Machine learning method helps radiologists diagnose uterine cancer

A machine learning algorithm based on perfusion weighted MRI accurately differentiated between benign and malignant tumors in the uterus, according to researchers at Tehran University of Medical Sciences (TUMS) in Iran.

There are no current criteria to differentiate uterine sarcomas—a rare disease with a poor prognosis—from other masses. And final diagnosis is often made only after surgery, wrote Mahrooz Malek, with the department of radiology at TUMS, and colleagues.

In the study, researchers tested a machine learning approach for distinguishing uterine sarcoma from leiomyomas on 42 women consisting of 60 total masses (10 sarcomas and 50 benign leiomyomas).

All participants underwent a traditional MRI followed by perfusion weighted magnetic resonance imaging (PWI). A radiologist outlined two regions of interest (ROI) on each tumor, and two additional ROIs were used for baseline comparison.

Taking 21 features extracted from the ROI of the entire tumor (ROIL), the area with the most marked contrast enhancement (ROIs) and the psoas muscle (ROIp), the machine learning method achieved an accuracy of nearly 92 percent, 100 percent sensitivity and 90 percent specificity. That beat the 67 percent overall accuracy using seven parameters taken from the ROI representing the entire tumor.

Malek et al. did note that none of the parameters from ROIL and ROIs showed significant differences between sarcoma and benign leiomyomas, but maintained, with more research, their method could help diagnose uterine cancers.

“These preliminary results suggested that the proposed method could be potentially utilized along with conventional MRI sequences to differentiate between sarcomas and leiomyomas,” the authors concluded. “As using this model will require computation of the PWI parameters, further studies on a larger sample size should be conducted to investigate cost-effectiveness of the method proposed in this study.”

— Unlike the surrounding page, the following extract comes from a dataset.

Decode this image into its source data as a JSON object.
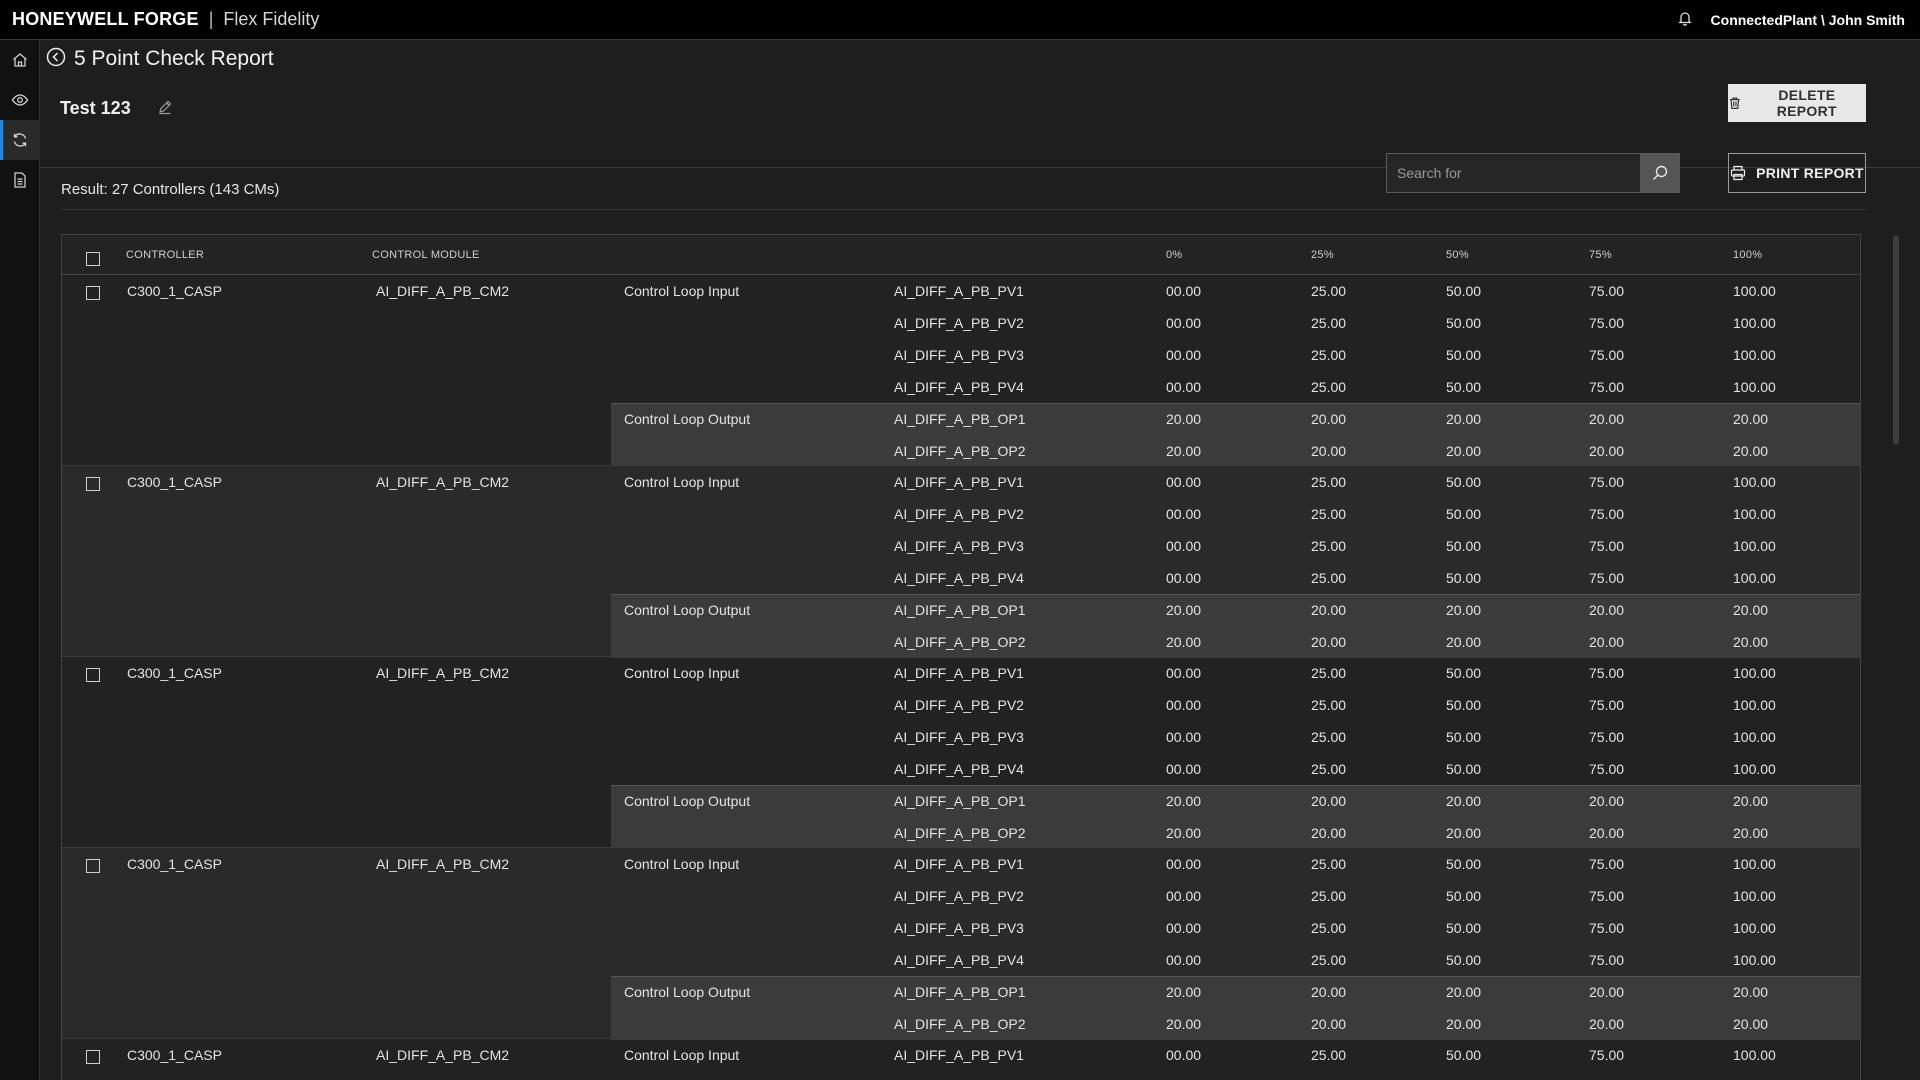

The study was published online in the European Journal of Radiology.